Ilha da Armona is the third of the Ria Formosa islands that I was lucky enough to visit in January. I actually went to this one twice -once at sunset and once first thing in the morning! At first sight it looks like Culatra – with its tiny fishermen’s houses and little narrow paths in place of streets – but a winter visit reveals that a lot of the houses here are now owned by people who live elsewhere and who like to lock them up and leave them in winter. Lots of the houses have obviously been renovated and have had money spent on their upkeep. Like the other islands, there are no cars here – just quad bikes, bicycles and lots of boats!
Armona is 9kms long and between 100 ms and 1 km wide. Like its sister islands, it’s south-facing coast is made up of paradisiacal white sandy beaches lapped by crystal clear, shallow water. In summer, visitors queue to get on and off the ferries here and the handful of bars and restaurants are overflowing with tourists sipping cold beer and waiting for the ferry.
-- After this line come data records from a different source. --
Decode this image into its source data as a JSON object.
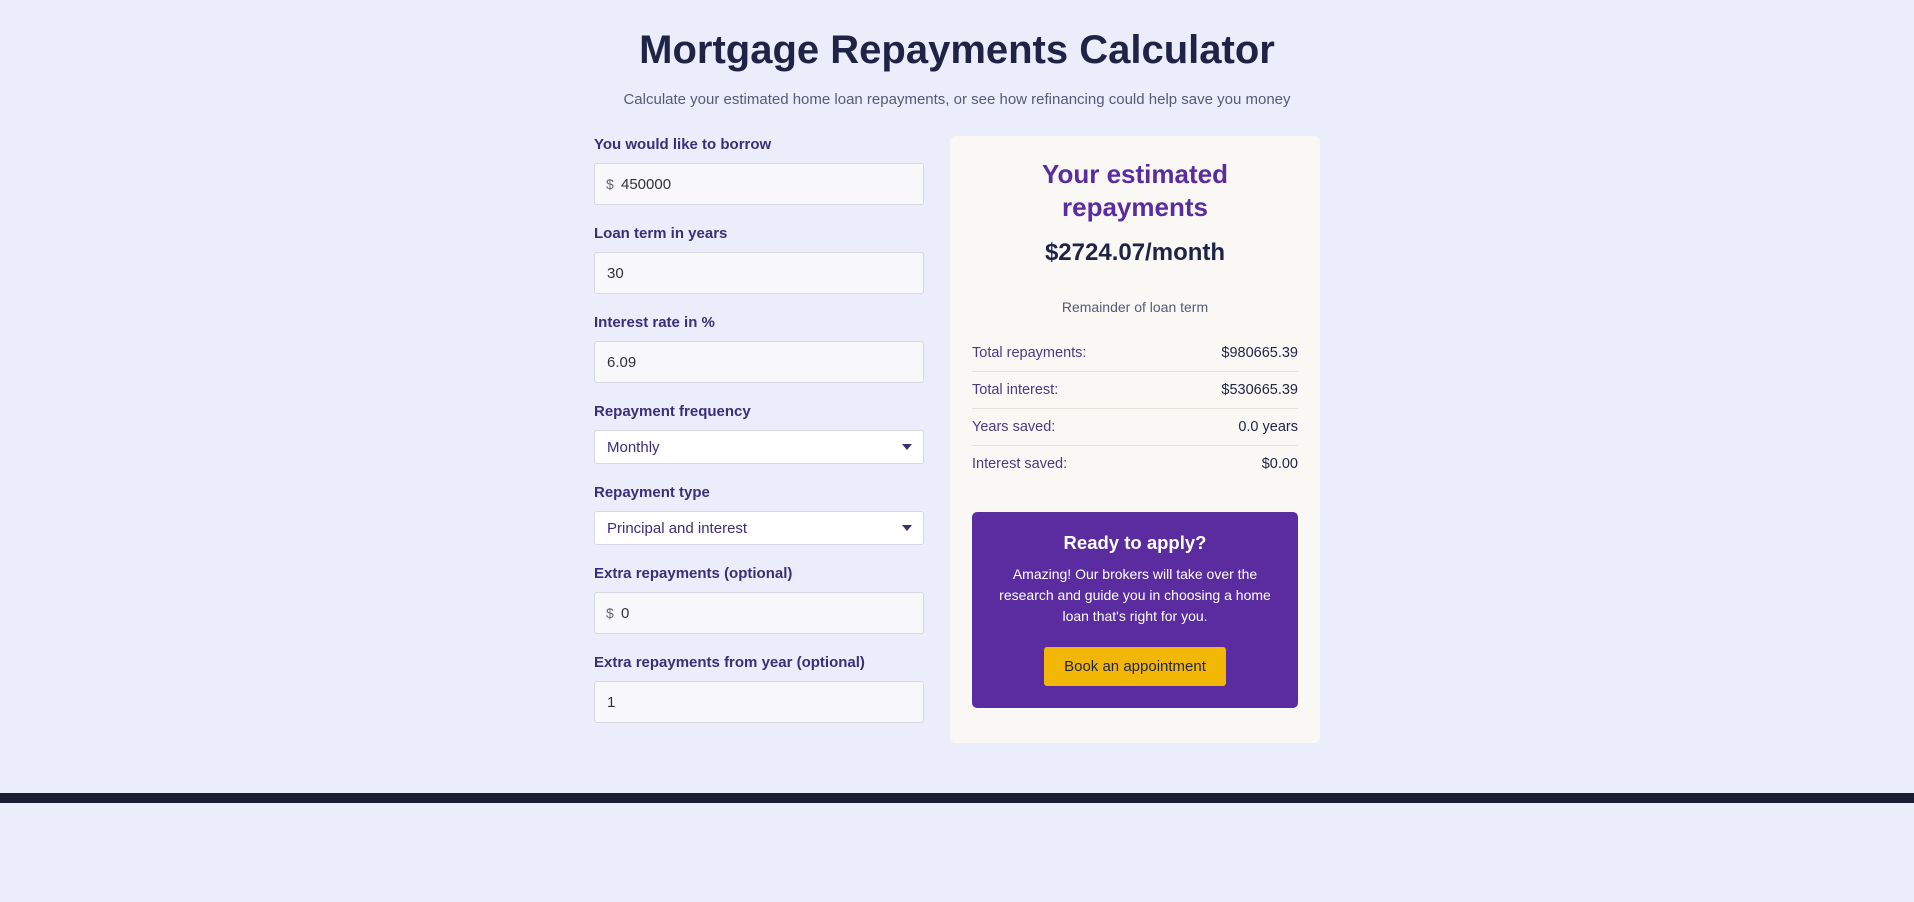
{
  "header": {
    "title": "Mortgage Repayments Calculator",
    "subtitle": "Calculate your estimated home loan repayments, or see how refinancing could help save you money"
  },
  "form": {
    "borrow_label": "You would like to borrow",
    "borrow_value": "450000",
    "currency_symbol": "$",
    "term_label": "Loan term in years",
    "term_value": "30",
    "rate_label": "Interest rate in %",
    "rate_value": "6.09",
    "frequency_label": "Repayment frequency",
    "frequency_value": "Monthly",
    "type_label": "Repayment type",
    "type_value": "Principal and interest",
    "extra_label": "Extra repayments (optional)",
    "extra_value": "0",
    "extra_from_label": "Extra repayments from year (optional)",
    "extra_from_value": "1"
  },
  "results": {
    "title": "Your estimated repayments",
    "amount": "$2724.07/month",
    "note": "Remainder of loan term",
    "rows": {
      "total_repayments_label": "Total repayments:",
      "total_repayments_value": "$980665.39",
      "total_interest_label": "Total interest:",
      "total_interest_value": "$530665.39",
      "years_saved_label": "Years saved:",
      "years_saved_value": "0.0 years",
      "interest_saved_label": "Interest saved:",
      "interest_saved_value": "$0.00"
    }
  },
  "cta": {
    "title": "Ready to apply?",
    "text": "Amazing! Our brokers will take over the research and guide you in choosing a home loan that's right for you.",
    "button": "Book an appointment"
  }
}
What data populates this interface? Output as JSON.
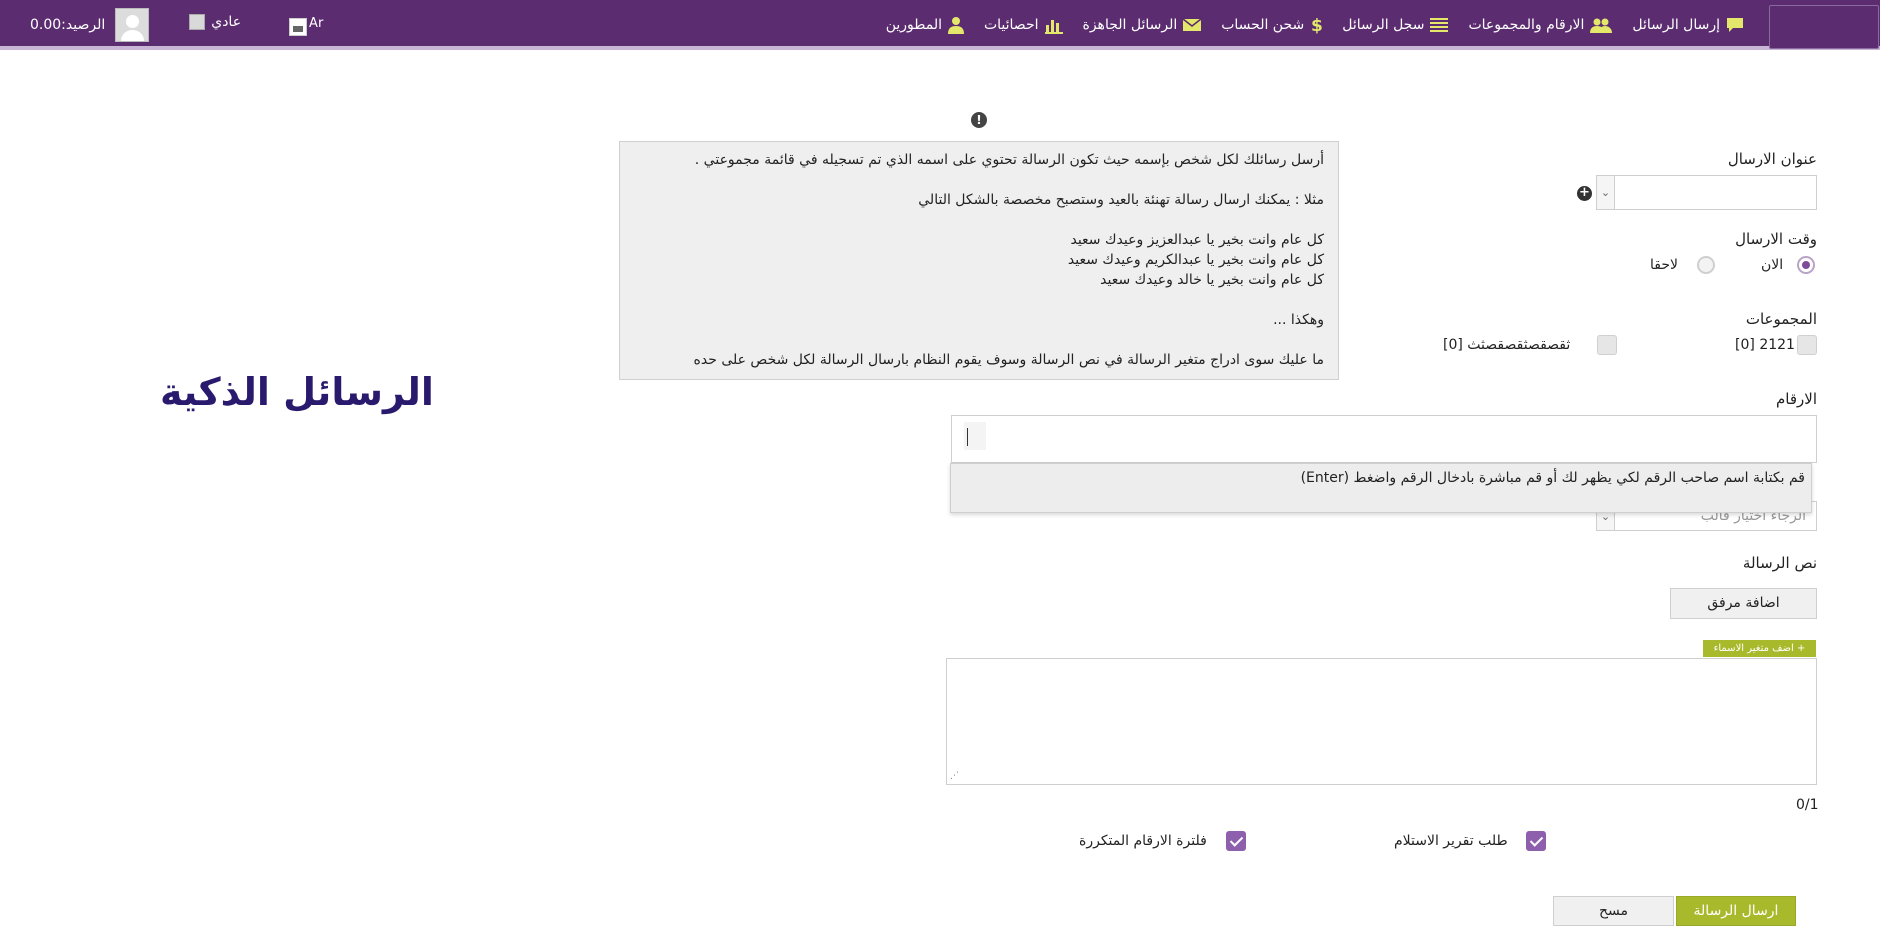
{
  "topbar": {
    "nav": [
      {
        "label": "إرسال الرسائل",
        "icon": "chat-bubble-icon"
      },
      {
        "label": "الارقام والمجموعات",
        "icon": "users-icon"
      },
      {
        "label": "سجل الرسائل",
        "icon": "list-icon"
      },
      {
        "label": "شحن الحساب",
        "icon": "dollar-icon"
      },
      {
        "label": "الرسائل الجاهزة",
        "icon": "envelope-icon"
      },
      {
        "label": "احصائيات",
        "icon": "bar-chart-icon"
      },
      {
        "label": "المطورين",
        "icon": "user-icon"
      }
    ],
    "balance": "الرصيد:0.00",
    "mode": "عادي",
    "lang": "Ar"
  },
  "page_title": "الرسائل الذكية",
  "help": {
    "lines": [
      "أرسل رسائلك لكل شخص بإسمه حيث تكون الرسالة تحتوي على اسمه الذي تم تسجيله في قائمة مجموعتي .",
      "",
      "مثلا : يمكنك ارسال رسالة تهنئة بالعيد وستصبح مخصصة بالشكل التالي",
      "",
      "كل عام وانت بخير يا عبدالعزيز وعيدك سعيد",
      "كل عام وانت بخير يا عبدالكريم وعيدك سعيد",
      "كل عام وانت بخير يا خالد وعيدك سعيد",
      "",
      "وهكذا ...",
      "",
      "ما عليك سوى ادراج متغير الرسالة في نص الرسالة وسوف يقوم النظام بارسال الرسالة لكل شخص على حده"
    ]
  },
  "form": {
    "sender_label": "عنوان الارسال",
    "send_time_label": "وقت الارسال",
    "send_now": "الان",
    "send_later": "لاحقا",
    "groups_label": "المجموعات",
    "groups": [
      {
        "name": "2121 [0]",
        "checked": false
      },
      {
        "name": "ثقصقصثقصقصثث [0]",
        "checked": false
      }
    ],
    "numbers_label": "الارقام",
    "numbers_hint": "قم بكتابة اسم صاحب الرقم لكي يظهر لك أو قم مباشرة بادخال الرقم واضغط (Enter)",
    "template_placeholder": "الرجاء اختيار قالب",
    "message_label": "نص الرسالة",
    "attach_label": "اضافة مرفق",
    "var_tag": "+ اضف متغير الاسماء",
    "counter": "0/1",
    "delivery_report": "طلب تقرير الاستلام",
    "filter_duplicates": "فلترة الارقام المتكررة",
    "send_button": "ارسال الرسالة",
    "clear_button": "مسح"
  },
  "colors": {
    "topbar": "#5b2c6f",
    "accent_green": "#a9b92c",
    "accent_purple": "#8e5fad",
    "title": "#2a1a6e"
  }
}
The little harbour is busy all day with ferries, water taxis and private boats and the narrow and shady pathways are full of sun-worshippers heading, like lemmings, for the fantastic beaches on the south side of the island. In winter, there is a very different – and much smaller – crowd.
WHAT TO DO ON ARMONA
Do the same on Armona as on the other islands, take the ferry (Olhão is closest and only 10-15 minutes away), have a beer or a coffee at the harbour and then walk through the miniature high street to the south side. Spend time on the beach – on a sunbed in summer, walking in winter. Eat fish, drink cold beer and watch the world go by – there’s a nice restaurant at the beach. Visit the duck lake and observe the ducks and other birdlife. In summer, miss the last ferry back and treat yourself to a water taxi so you can sit on the beach or in a bar and enjoy watching the sun setting over the sea. In winter, you can catch that view from the last ferry back.
WHAT I DID ON ARMONA
I have been to Armona before but made two separate trips this time – the first one on the last ferry at 5pm which comes straight back – it’s a great place to catch the winter sunset and is full of local residents returning to Armona with their wheely trollies full of market produce. The second time was the following morning on the first ferry at 8.30 am – this time populated only by municipal gardeners and others tradesmen going over to do some work for the day.
I walked through the centre of town on the path that passes for the high street, admiring the tiny houses and the imaginative gardens. I walked down to the beach and turned east, walking along the beach. I followed the only other footprints in the sand – one barefoot human and one dog! I walked for over 2 hours along the deserted beach and didn’t see a living soul except for some sea birds and some passing fishing boats navigating between the islands in the distance. After walking through the backstreets to see more of the town, I emerged on the north-side beach and picked my way through buoys, upturned boats and seaweed back to the harbour where I joined the locals for a 10 am beer in the harbourside bar! I felt a bit out of place but no-one bothered me.
There is something quite sad about out-of-season Armona. The solitary beach walk was lovely but there is a sense that everyone is just waiting for summer to come around again. The only action seems to be from tradesmen and gardeners keeping the little holiday homes looking good. I was here for 4 hours and it felt like a very long time!
For my next trip, I am flying off to Venice to visit some islands in the Laguna.